Department of Education, Navient: Don’t Rely On Loan Servicers

Michael Lux Blog, News, Student Loans 0 Comments

Both the Department of Education and Navient, in separate lawsuits, have argued that borrowers should not rely upon information provided by their loan servicer.

In one lawsuit, the Consumer Financial Protection Bureau is suing Navient for “failing borrowers at every stage of repayment.”  Even though Navient holds itself out as a loan servicer whose “priority is to help each of our 12 million customers successfully manage their loans in a way that works for their individual circumstances,” in court, Navient takes a dramatically different position.  In response to the CFPB lawsuit Navient claims that, “There is no expectation that the servicer will act in the interest of the consumer.”  Instead, Navient claims they are simply responsible for debt collection.

In an unrelated lawsuit, four federal loan borrowers are suing the Department of Education due to its retroactive cancellation of certified Public Service Student Loan Forgiveness payments.  The four plaintiffs had previously received letters from their loan servicer indicating that they were on the right repayment plan and that they were employed by a qualifying employer for purposes of Public Service Loan Forgiveness.  In response to the lawsuit, the Department of Education has argued that borrowers could not rely upon their servicer, FedLoan Servicing, “to say accurately whether they qualify for debt forgiveness.”

US taxpayers are owed over a trillion dollars by student loan borrowers.  Taxpayers also fund massive contracts to loan servicers such as FedLoan Servicing and Navient to collect the debt and aid borrowers in repayment.  On the Department of Education’s website, borrowers are told that “A loan servicer will help you manage the repayment of your federal student loans—for free.”  Borrowers are likewise instructed by the Department of Education to contact their servicer with specific questions about their loans.

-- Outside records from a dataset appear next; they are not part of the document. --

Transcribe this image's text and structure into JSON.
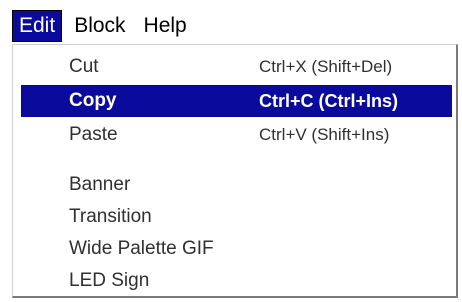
{
  "menubar": {
    "items": [
      {
        "label": "Edit",
        "active": true
      },
      {
        "label": "Block",
        "active": false
      },
      {
        "label": "Help",
        "active": false
      }
    ]
  },
  "menu": {
    "items": [
      {
        "label": "Cut",
        "shortcut": "Ctrl+X (Shift+Del)",
        "selected": false
      },
      {
        "label": "Copy",
        "shortcut": "Ctrl+C (Ctrl+Ins)",
        "selected": true
      },
      {
        "label": "Paste",
        "shortcut": "Ctrl+V (Shift+Ins)",
        "selected": false
      },
      {
        "label": "Banner",
        "shortcut": "",
        "selected": false
      },
      {
        "label": "Transition",
        "shortcut": "",
        "selected": false
      },
      {
        "label": "Wide Palette GIF",
        "shortcut": "",
        "selected": false
      },
      {
        "label": "LED Sign",
        "shortcut": "",
        "selected": false
      }
    ]
  },
  "colors": {
    "selection_bg": "#0a0a9c",
    "selection_fg": "#ffffff",
    "menu_bg": "#ffffff"
  }
}
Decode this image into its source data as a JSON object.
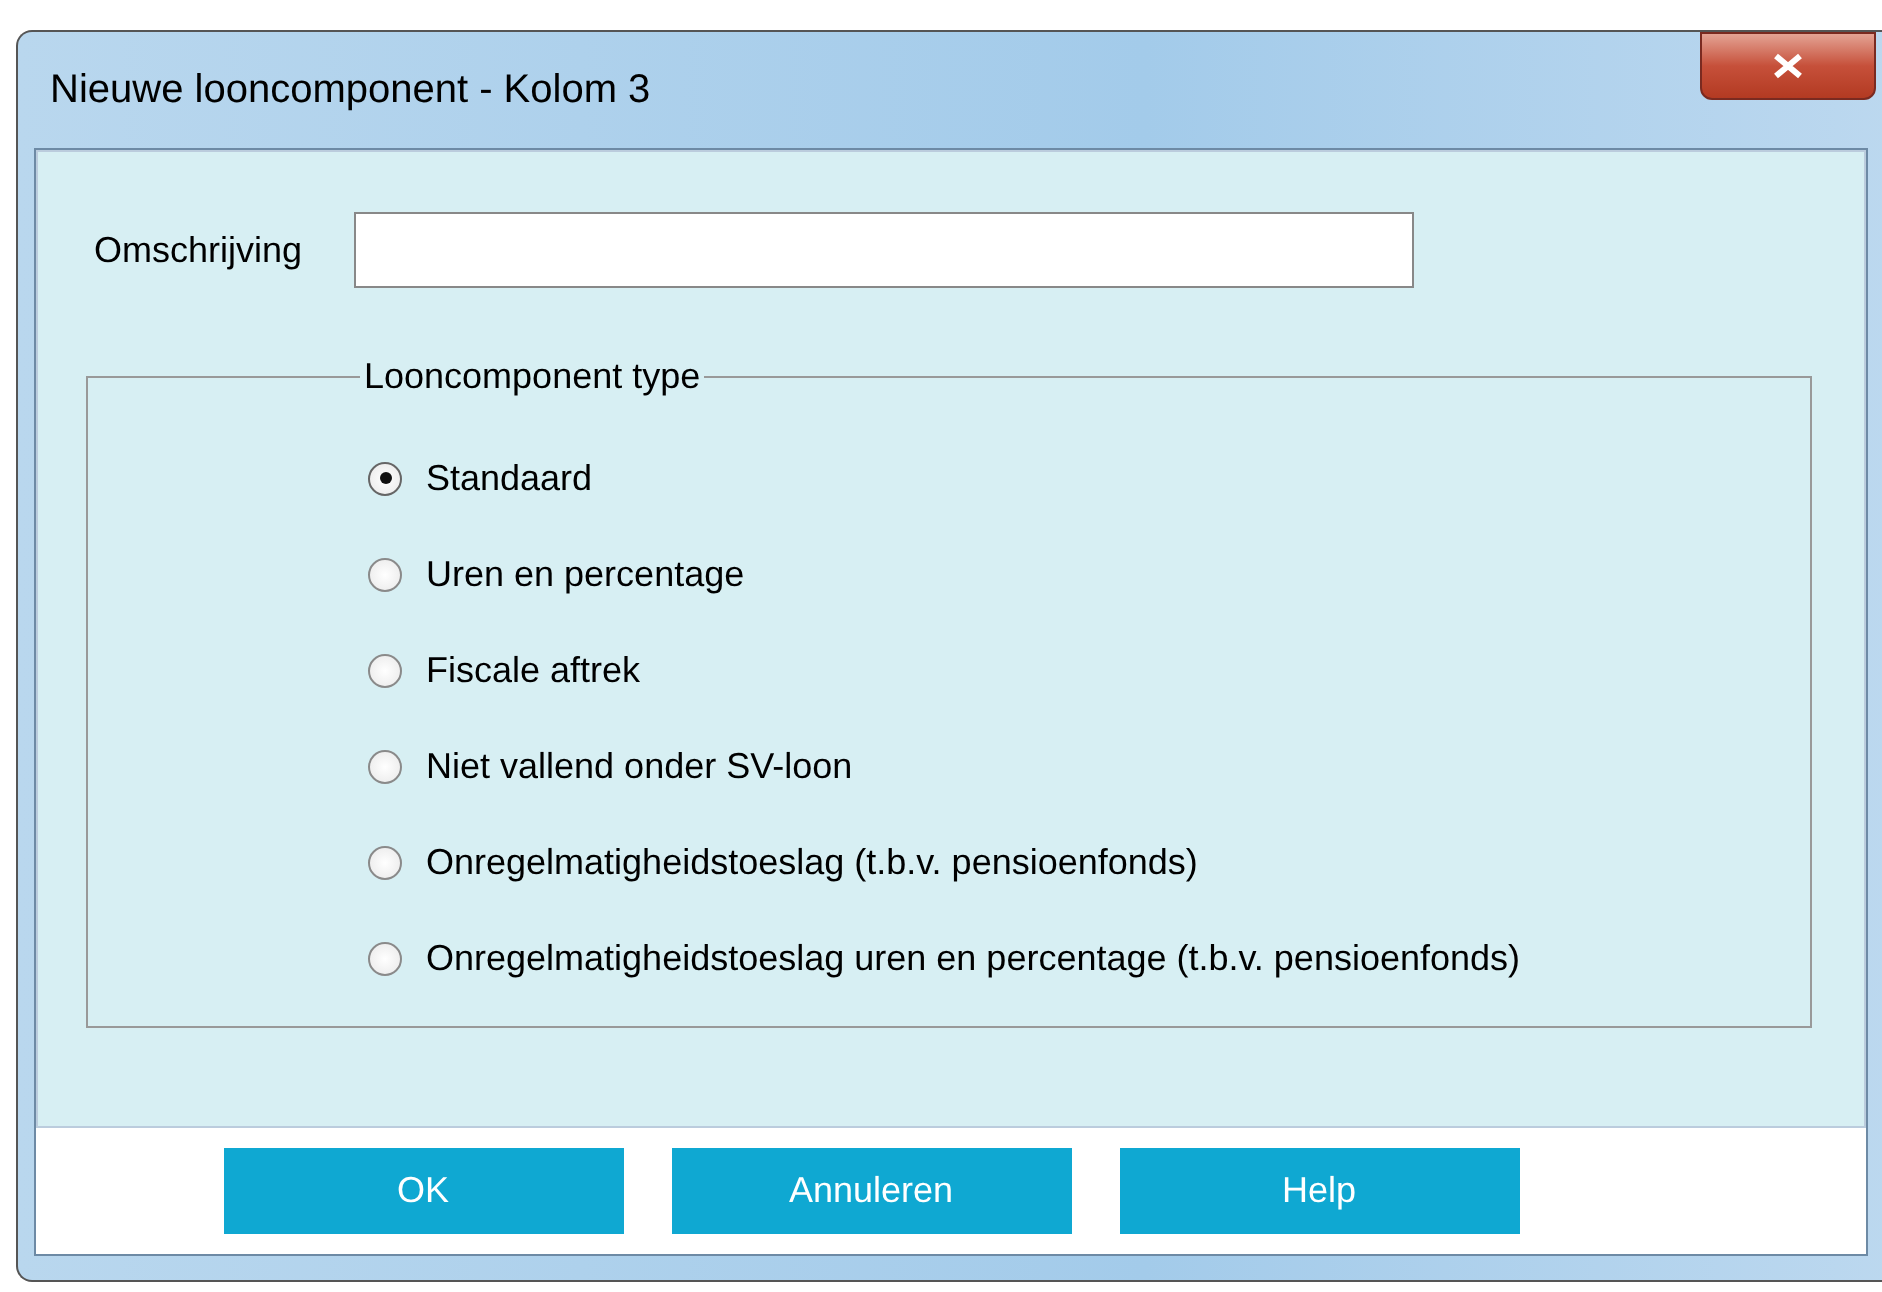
{
  "window": {
    "title": "Nieuwe looncomponent - Kolom 3"
  },
  "description_field": {
    "label": "Omschrijving"
  },
  "type_group": {
    "legend": "Looncomponent type",
    "options": [
      {
        "label": "Standaard",
        "selected": true
      },
      {
        "label": "Uren en percentage",
        "selected": false
      },
      {
        "label": "Fiscale aftrek",
        "selected": false
      },
      {
        "label": "Niet vallend onder SV-loon",
        "selected": false
      },
      {
        "label": "Onregelmatigheidstoeslag (t.b.v. pensioenfonds)",
        "selected": false
      },
      {
        "label": "Onregelmatigheidstoeslag uren en percentage (t.b.v. pensioenfonds)",
        "selected": false
      }
    ]
  },
  "buttons": [
    "OK",
    "Annuleren",
    "Help"
  ]
}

Loan Servicer Accountability

The issue of student loan servicer accountability is not a new issue.  For years lenders have avoided answering questions via email.  It is much harder for a borrower to prove they were told information over the phone compared to providing an email.

Customer Service Representatives are not required to have a specialized background in finance, and the quality of their training is suspect.  It is for this reason that suggestions made on this site often include the tip that borrowers should call their servicer multiple times to make sure they are speaking to someone knowledgeable and getting accurate information.

When inaccurate information is provided by a loan servicer, borrowers may receive an apology for being told incorrect information, but rarely with the loan servicer retroactively go back and correct mistakes made.  All too often borrowers rely upon bad information for years and are left with no recourse to correct the mistake.

The Borrower’s Dilemma

The recent arguments made in court by the Department of Education and Navient confirm what many borrowers have suspected for years: loan servicers cannot be relied upon for accurate student loan information.

The problem for borrowers is that in most cases, the loan servicer is the only source of information available.  Other websites and entities may provide tips or suggestions, but student loan repayment is an endeavor where the loan servicers often get the last word.  Deadlines, calculations, and fees are all determined by the loan servicer.  Repayment eligibility is governed by statute, but it is the loan servicers who decide who qualifies.

Borrower’s are left in a situation where they have to interact with loan servicers, they have to get information from loan servicers, but they can’t trust what they are being told.

The Bottom Line

Federal student loans are a trillion-dollar government enterprise and the people responsible for it, the Department of Education and loan servicers like Navient, say borrowers cannot rely on what they are being told.